## Problem description
Could you find each line of the data below that contains the word "Gorohhov" and copy those lines?

## The input
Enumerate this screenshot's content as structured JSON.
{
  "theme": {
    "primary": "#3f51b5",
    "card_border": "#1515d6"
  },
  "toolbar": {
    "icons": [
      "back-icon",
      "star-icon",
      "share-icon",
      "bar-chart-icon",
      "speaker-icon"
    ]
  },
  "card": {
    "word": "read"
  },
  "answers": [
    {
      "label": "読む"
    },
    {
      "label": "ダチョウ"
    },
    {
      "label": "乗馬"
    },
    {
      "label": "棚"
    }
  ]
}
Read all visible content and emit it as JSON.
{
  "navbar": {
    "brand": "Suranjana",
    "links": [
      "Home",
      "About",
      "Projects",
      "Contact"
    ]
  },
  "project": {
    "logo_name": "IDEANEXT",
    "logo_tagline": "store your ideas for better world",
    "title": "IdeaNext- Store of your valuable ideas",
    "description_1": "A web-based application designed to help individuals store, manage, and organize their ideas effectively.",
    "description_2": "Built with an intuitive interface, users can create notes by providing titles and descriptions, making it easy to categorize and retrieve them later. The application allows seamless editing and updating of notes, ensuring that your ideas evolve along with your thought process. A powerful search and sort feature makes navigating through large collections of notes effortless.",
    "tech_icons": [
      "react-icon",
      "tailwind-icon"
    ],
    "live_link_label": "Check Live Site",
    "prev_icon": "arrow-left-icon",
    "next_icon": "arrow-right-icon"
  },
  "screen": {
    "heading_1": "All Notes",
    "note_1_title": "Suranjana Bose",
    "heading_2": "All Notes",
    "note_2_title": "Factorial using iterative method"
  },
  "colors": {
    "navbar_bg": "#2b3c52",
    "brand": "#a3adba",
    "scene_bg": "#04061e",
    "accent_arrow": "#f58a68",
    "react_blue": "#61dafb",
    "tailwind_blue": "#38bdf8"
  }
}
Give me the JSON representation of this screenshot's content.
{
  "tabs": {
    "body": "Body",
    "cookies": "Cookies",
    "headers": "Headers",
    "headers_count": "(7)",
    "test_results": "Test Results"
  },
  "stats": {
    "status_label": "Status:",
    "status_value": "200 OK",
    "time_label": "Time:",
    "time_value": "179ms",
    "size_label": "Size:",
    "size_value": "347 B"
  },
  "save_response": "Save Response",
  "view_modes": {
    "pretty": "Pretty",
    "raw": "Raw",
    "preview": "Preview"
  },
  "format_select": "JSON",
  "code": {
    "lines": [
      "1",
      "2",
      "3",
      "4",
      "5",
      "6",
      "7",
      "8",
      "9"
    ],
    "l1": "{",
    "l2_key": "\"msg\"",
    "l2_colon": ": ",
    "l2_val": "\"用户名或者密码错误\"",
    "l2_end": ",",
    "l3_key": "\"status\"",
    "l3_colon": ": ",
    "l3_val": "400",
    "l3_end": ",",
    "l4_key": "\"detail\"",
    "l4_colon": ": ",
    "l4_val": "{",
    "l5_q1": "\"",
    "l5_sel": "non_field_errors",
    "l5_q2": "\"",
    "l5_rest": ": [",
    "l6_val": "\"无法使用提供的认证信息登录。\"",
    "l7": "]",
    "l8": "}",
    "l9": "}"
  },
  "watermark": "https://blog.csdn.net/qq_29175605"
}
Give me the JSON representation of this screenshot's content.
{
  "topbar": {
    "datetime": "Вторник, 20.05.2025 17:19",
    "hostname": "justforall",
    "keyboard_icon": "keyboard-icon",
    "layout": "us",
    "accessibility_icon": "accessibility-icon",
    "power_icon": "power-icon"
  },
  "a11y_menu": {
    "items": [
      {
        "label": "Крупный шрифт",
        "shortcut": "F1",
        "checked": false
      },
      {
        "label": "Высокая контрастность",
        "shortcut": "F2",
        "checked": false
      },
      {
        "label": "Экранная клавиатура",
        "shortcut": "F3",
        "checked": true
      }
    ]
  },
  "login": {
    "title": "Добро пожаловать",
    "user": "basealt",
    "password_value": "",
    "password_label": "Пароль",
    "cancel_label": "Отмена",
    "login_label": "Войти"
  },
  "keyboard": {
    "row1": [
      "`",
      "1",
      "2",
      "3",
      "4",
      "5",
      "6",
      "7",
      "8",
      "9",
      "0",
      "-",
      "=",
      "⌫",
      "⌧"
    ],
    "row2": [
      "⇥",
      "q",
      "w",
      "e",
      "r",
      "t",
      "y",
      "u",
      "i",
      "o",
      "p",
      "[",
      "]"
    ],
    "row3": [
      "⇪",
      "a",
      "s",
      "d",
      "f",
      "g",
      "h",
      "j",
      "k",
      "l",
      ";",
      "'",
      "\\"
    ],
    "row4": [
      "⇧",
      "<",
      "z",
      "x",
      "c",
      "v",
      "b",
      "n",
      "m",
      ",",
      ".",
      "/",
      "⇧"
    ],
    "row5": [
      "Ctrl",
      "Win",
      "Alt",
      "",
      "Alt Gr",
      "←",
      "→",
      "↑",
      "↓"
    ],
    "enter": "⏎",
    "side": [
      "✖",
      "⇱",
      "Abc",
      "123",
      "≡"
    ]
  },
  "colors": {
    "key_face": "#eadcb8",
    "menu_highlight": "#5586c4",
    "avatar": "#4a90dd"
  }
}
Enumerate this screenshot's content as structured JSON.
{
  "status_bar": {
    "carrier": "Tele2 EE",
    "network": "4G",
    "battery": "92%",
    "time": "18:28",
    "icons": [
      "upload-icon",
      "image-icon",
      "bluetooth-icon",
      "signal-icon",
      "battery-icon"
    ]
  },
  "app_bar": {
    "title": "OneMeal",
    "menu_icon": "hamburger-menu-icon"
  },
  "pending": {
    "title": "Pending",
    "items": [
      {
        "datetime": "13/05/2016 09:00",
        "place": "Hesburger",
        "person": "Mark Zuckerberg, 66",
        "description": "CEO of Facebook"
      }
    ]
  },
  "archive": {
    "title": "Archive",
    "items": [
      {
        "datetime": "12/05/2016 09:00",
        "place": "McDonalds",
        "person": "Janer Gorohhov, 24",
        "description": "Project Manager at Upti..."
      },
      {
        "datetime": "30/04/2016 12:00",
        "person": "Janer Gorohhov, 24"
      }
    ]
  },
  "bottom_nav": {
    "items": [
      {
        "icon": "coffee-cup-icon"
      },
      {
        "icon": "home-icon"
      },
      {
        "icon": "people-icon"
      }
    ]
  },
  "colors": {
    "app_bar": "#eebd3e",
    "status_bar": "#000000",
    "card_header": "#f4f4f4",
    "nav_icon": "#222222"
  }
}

## Result below
        "person": "Janer Gorohhov, 24",
        "person": "Janer Gorohhov, 24"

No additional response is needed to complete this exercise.